A previous version of this article quoted a pastor from the Church of Christ who incorrectly characterized the beliefs of Mormons. An LDS spokesman said that the church views Christ as "the son of God, the Messiah and the savior of mankind."
Full Up, Fed Up On God's Avenue
Saturday, May 24, 2008
If 16th Street is famous for leading straight to the White House, it is also God's Boulevard, with at least 45 congregations lining the seven-mile stretch between Lafayette Square and Silver Spring.
But love thy neighbor? Not this time.
The Mormon church's plan to build another house of worship, one with a steeple-topped tower that will rise 105 feet, is inspiring less-than-holy thoughts among residents who recoil at the prospect of a new flock traversing their streets.
It's not just the traffic and parking congestion that they predict the Mormons will bring to 16th Street Heights, their lush residential neighborhood north of Mount Pleasant. And never mind that the area already has a dozen or so congregations, not to mention a host of other institutions such as schools and day-care centers.
But a tower that's the equivalent of 10 stories high?

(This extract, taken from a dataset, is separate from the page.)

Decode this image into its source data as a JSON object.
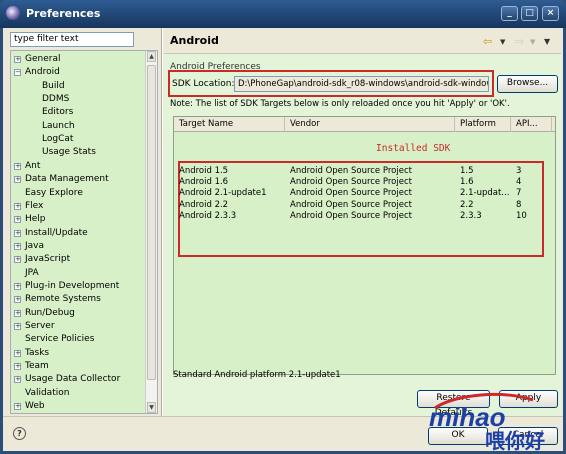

"What are they trying to prove?" said Stuart Peacock, a lawyer who resides around the corner, his narrowing eyes punctuating his disgust. "It's too much."
Gloria Eblan, a software engineer who lives across from the property, at 16th and Emerson streets NW, envisions the kind of raucousness associated with a throbbing nightclub, not a church. She insists that a jackhammer-thumping construction project, followed by a weekly parade of chattering congregants will disturb her ever-precious peace.
"I don't want to come off as the anti-Christ, because I'm not. I just have my apprehensions," said Eblan, a crucifix around her neck. "The noise is going to drive me crazy. We're just trying to live our lives."
Dozens of homeowners have expressed opposition to the new church with lawn signs that read, "Too Big, Too Much, Too Many." And the Mormons are finding little support from the neighborhood's clergy, including one pastor who said his objection is rooted not in architecture, but theology.
"They don't accept Jesus as the Messiah; they accept him as the prophet," said Edward Wilson, pastor at Church of Christ, a block from the Mormon site. "It's wrong, I disagree with it, and I wouldn't want them in the neighborhood."
Mormon leaders have been surprised by the opposition, in part because so many churches are located there. But they said they're confident that their reception will improve once they build their two-story brick church, which will host two Sunday services and seat 240. The church will offer underground and aboveground parking, which the Mormons promise will minimize the congregation's affect on the neighborhood.
As for the steeple's height, they said it is a stylistic flourish necessary for an attractive church. "If you take out the steeple, it looks like a big home," said Jeffrey Holmstead, an environmental lawyer who serves as first counselor for the Mormons' Washington stake. "We want something that will be a credit to our church and the community."